As a consequence I conclude that the Complainant has satisfied the requirements of paragraph 4.a.(ii) of the UDRP.
C. The Respondent registered and is using the domain name in bad faith.
Which brings us to the final issue, that of bad faith registration and use by the Respondent. For paragraph 4.a.(iii) to apply, the Complainant must demonstrate the conjunctive requirements that the Respondent registered the domain name in bad faith and continues to use it in bad faith.

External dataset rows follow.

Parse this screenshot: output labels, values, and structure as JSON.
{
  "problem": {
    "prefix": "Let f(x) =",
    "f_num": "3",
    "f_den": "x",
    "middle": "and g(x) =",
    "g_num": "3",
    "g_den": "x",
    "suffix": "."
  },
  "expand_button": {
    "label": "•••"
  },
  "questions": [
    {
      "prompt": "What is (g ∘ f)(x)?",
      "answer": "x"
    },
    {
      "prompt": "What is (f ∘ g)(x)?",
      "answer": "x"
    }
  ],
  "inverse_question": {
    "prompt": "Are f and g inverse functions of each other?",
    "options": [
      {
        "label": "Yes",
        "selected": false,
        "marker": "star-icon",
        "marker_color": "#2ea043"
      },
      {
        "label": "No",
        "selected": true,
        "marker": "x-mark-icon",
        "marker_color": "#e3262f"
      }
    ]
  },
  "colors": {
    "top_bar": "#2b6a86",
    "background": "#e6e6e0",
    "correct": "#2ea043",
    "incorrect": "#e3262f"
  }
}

The Complainant makes a large number of assertions in relation to this requirement, but the issue can be resolved on the basis of only one claim. There is sufficient evidence, in my view, to conclude in this case on the basis of Paragraph 4.b.(ii) of the UDRP. This provides that bad faith registration and use will be made out where the Respondent has "registered the domain name in order to prevent the owner of the trademark or service mark from reflecting the mark in a corresponding domain name, provided that [the Respondent has] … engaged in a pattern of such conduct." A "pattern of conduct" as required in Paragraph 4.b.(ii) typically involves multiple domain names directed against multiple Complainants, but may involve multiple domain names directed against a single Complainant (see Smoky Mountain Knife Works v. Deon Carpenter, eResolution Case Nos. AF-230ab; Gruner + Jahr Printing & Publishing Co., G + J McCall’s LLC, Rosie O’Donnell and Lucky Charms Entertainment, Inc. v. Savior Baby, WIPO Case No. D2000-1741). Here the latter applies. Fifteen domain names that involve the Complainant’s mark and a series of services, products, geographical descriptors, or generic words obviously involves a pattern of conduct directed against the Complainant, stopping it from reflecting its mark in corresponding domain names. I conclude that paragraph 4.b.(ii) is made out.
I conclude therefore that the Complainant has satisfied paragraph 4.a.(iii) of the UDRP.
The Complainant has made out all of the elements of paragraph 4.a. of the Uniform Domain Name Dispute Resolution Policy.
Pursuant to Paragraph 4.i. of the Uniform Domain Name Dispute Resolution Policy and Rule 15 of the Rules for the Uniform Domain Name Dispute Resolution Policy, the requested remedy is granted.
I hereby order that the following domain names be transferred forthwith to the Complainant:
Dated: March 20, 2001